Using Joplin as a tool for keeping small medical records

Hi, I am a total newcomer to this forum, and a new user of Joplin also.
I work as a psychologist and I was thinking of using Joplin as a tool for keeping a medical record. So I guess what I am wondering is how ”secure” it is to use Joplin with E2EE enabled and set up on my OneDrive? I use Bitwarden as a password manager so I Will set a really strong password.

The requirements for the contents in medical records in Sweden is not so demanding when it comes to psychological treatments, so I Will not be saving extremely sensitive information, but the authorities have requirements when it comes to privacy - I have to make sure that no one gets access to the records.

There are some companies that sell this service, and what I am looking for is safety and privacy on their level (e.g.

Any help would be greatly appreciated!


One thing to keep in mind is while your data is secure in OneDrive or whatever else you're using to sync, it's not encrypted on your PC. Not sure if this is a blocker for you.

To be safe you should probably encrypt you whole laptop if the data is particularly sensitive (with BitLocker for example), and in that case you don't need to worry about the local data encryption. E2EE should be secure - the few times it's been audited no issue was found, and the lib we use also has no known vulnerabilities.

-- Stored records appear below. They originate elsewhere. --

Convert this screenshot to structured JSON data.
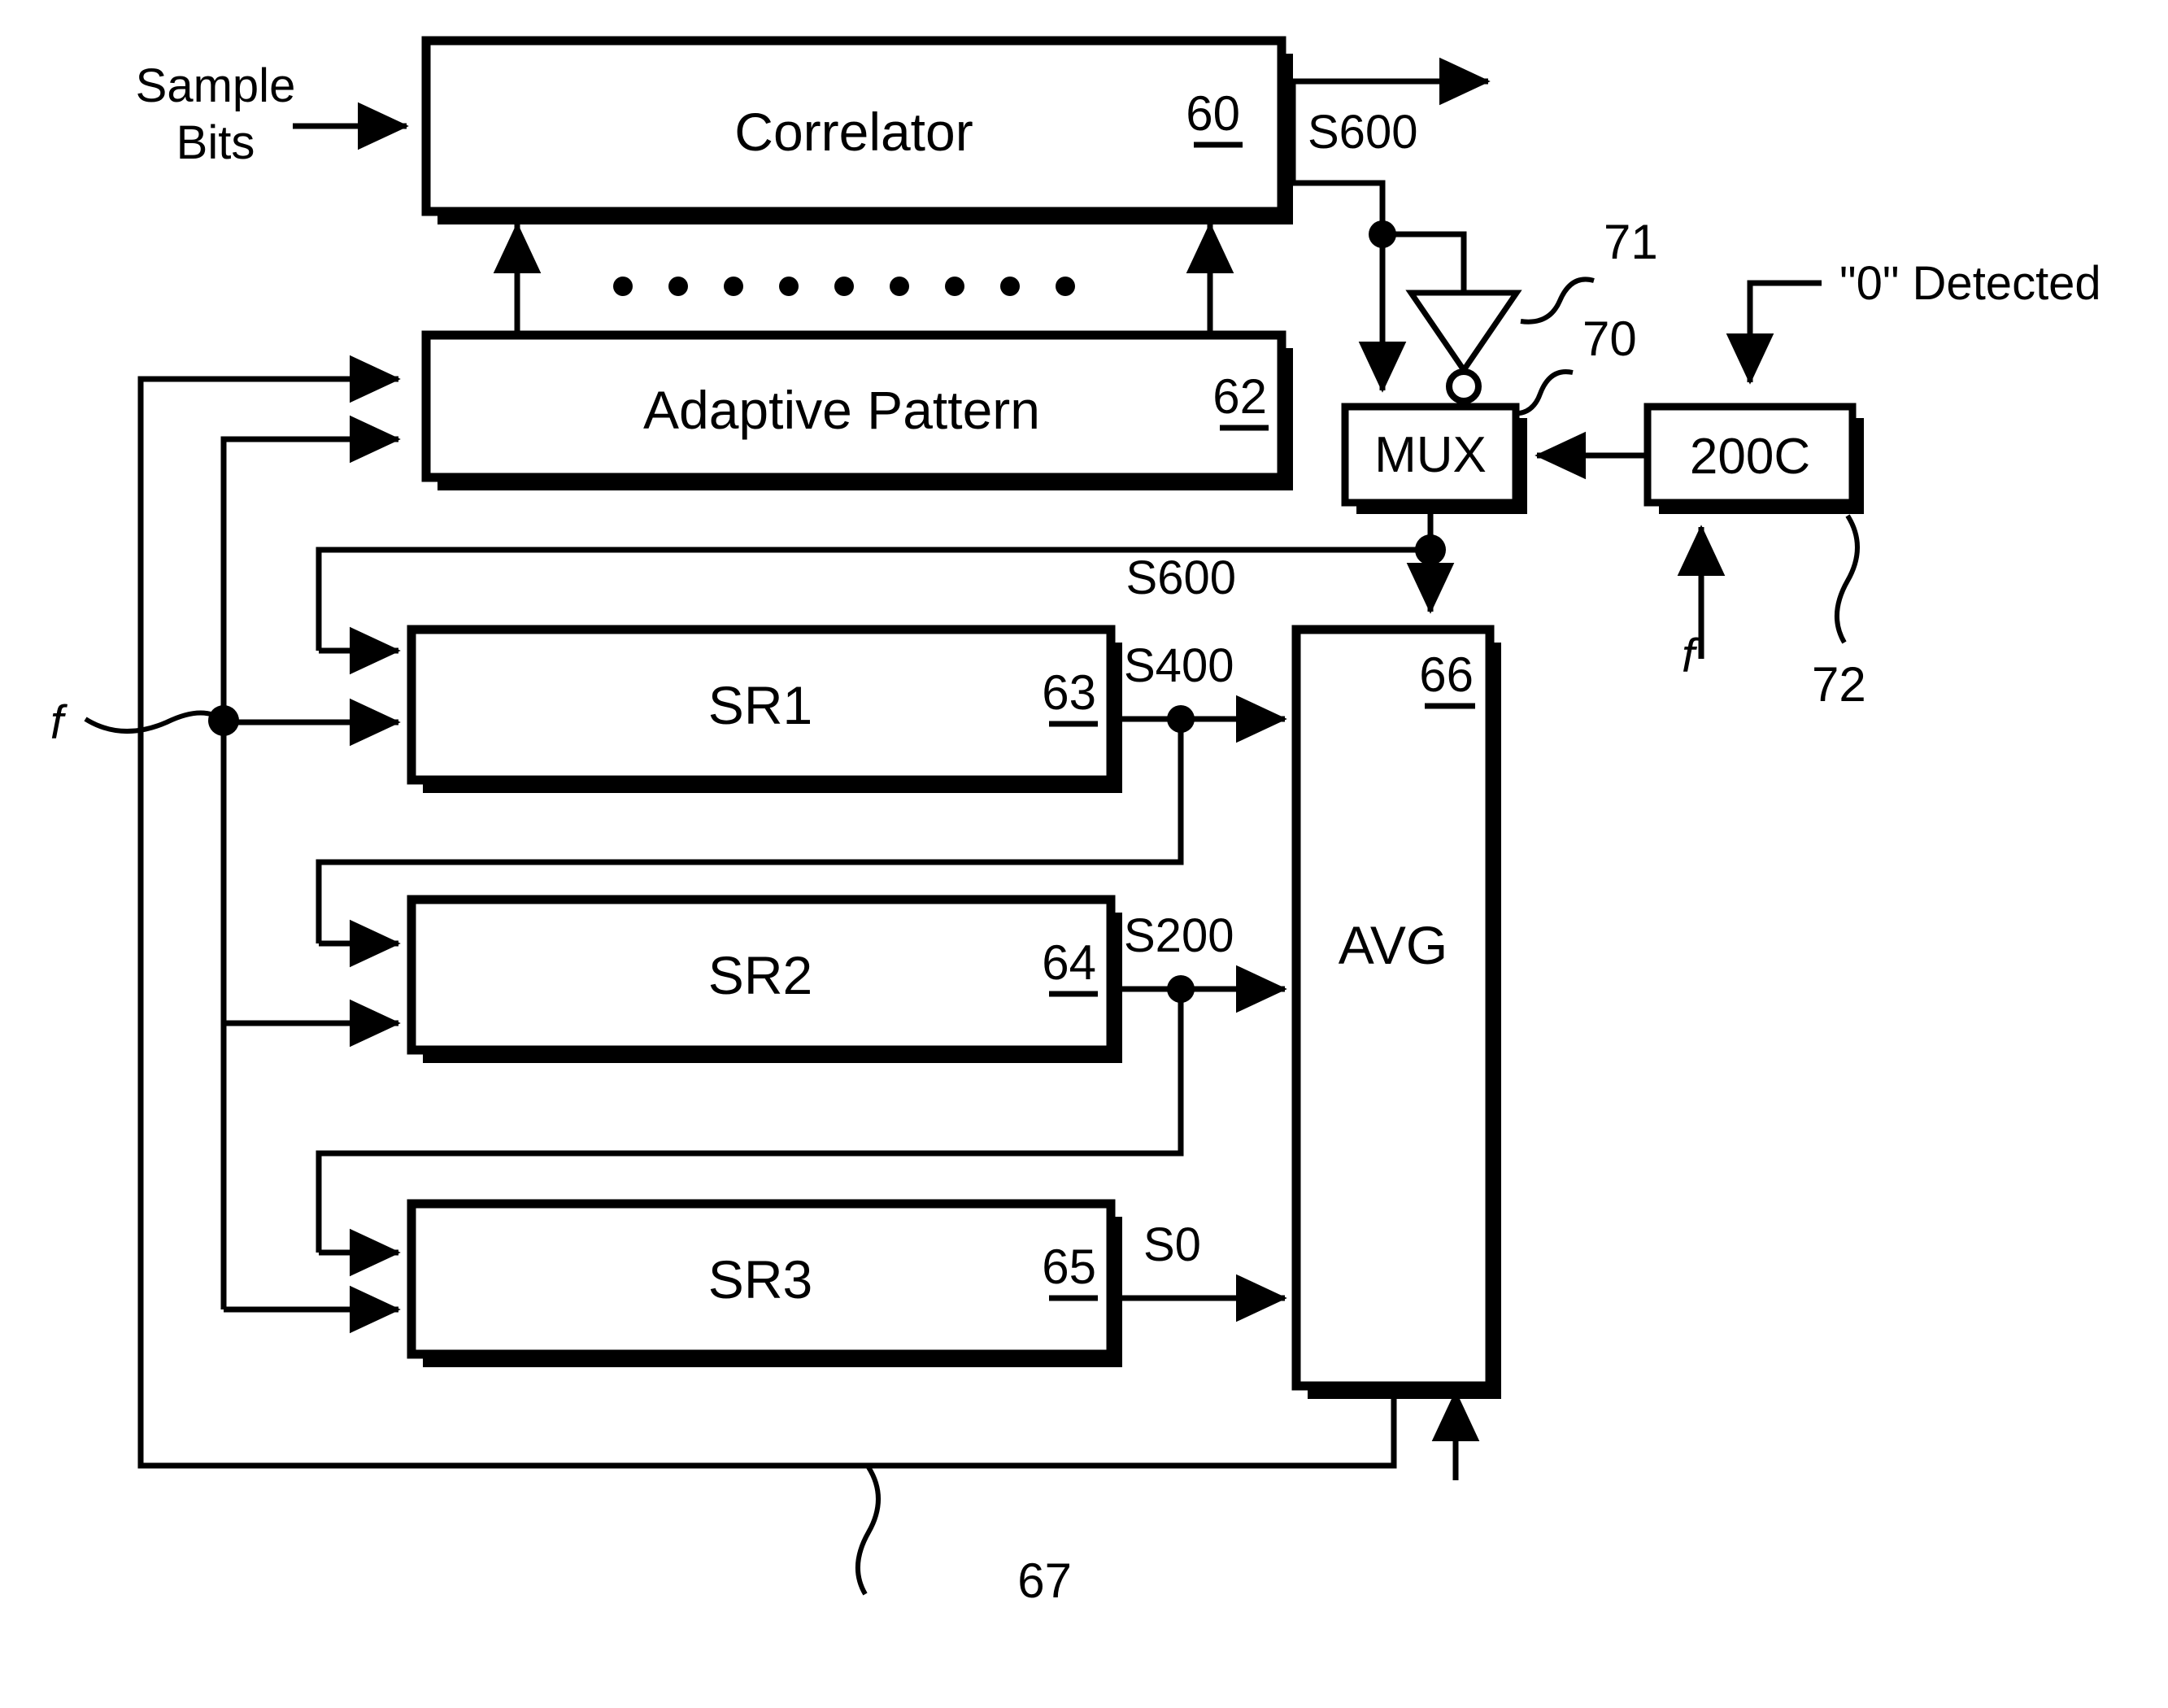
{
  "figure": {
    "type": "patent-block-diagram",
    "background": "#ffffff",
    "ink": "#000000"
  },
  "blocks": [
    {
      "id": "correlator",
      "label": "Correlator",
      "ref": "60"
    },
    {
      "id": "adaptive_pattern",
      "label": "Adaptive Pattern",
      "ref": "62"
    },
    {
      "id": "sr1",
      "label": "SR1",
      "ref": "63"
    },
    {
      "id": "sr2",
      "label": "SR2",
      "ref": "64"
    },
    {
      "id": "sr3",
      "label": "SR3",
      "ref": "65"
    },
    {
      "id": "avg",
      "label": "AVG",
      "ref": "66"
    },
    {
      "id": "mux",
      "label": "MUX",
      "ref": ""
    },
    {
      "id": "counter",
      "label": "200C",
      "ref": ""
    }
  ],
  "input_labels": {
    "sample_bits_line1": "Sample",
    "sample_bits_line2": "Bits",
    "zero_detected": "\"0\" Detected",
    "clock_left": "f",
    "clock_counter": "f"
  },
  "signal_labels": {
    "s600_top": "S600",
    "s600_feedback": "S600",
    "s400": "S400",
    "s200": "S200",
    "s0": "S0"
  },
  "reference_numerals": {
    "correlator": "60",
    "adaptive_pattern": "62",
    "sr1": "63",
    "sr2": "64",
    "sr3": "65",
    "avg": "66",
    "feedback_bus": "67",
    "mux": "70",
    "inverter": "71",
    "counter": "72"
  },
  "symbols": {
    "inverter": "inverter-triangle-with-bubble",
    "dots": "ellipsis-dots-row",
    "junction": "solid-junction-dot",
    "arrow": "solid-triangle-arrowhead"
  },
  "ellipsis_dot_count": 9
}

Thank you so much. Very helpful!
I am not sure if I am on a Windows 10 pro-license. That is the only version that has Bitlocker, right? Are there alternatives to that software?
Are there any other options - like protecting the exe-file for Joplin with a password?

Kind regards,

Otherwise you can use something like VeraCrypt. But in terms of usability Windows Bitlocker is much simpler, you enable it and forget it's even there, and a Windows 10 Pro license is not excessive I guess for a business.

There are workarounds to encrypt drives with BitLocker in Windows 10 Home too (see Another method would be to encrypt a partition or even an external drive on a different computer, and then use it under the Windows 10 Home machine (since accessing BitLocker-protected drives is actually officially supported in Home).

VeraCrypt is great, but it also has a known performance issue (see, which can dramatically reduce I/O performance, especially on fast SSDs. Not that it matters when storing documents and such, but still.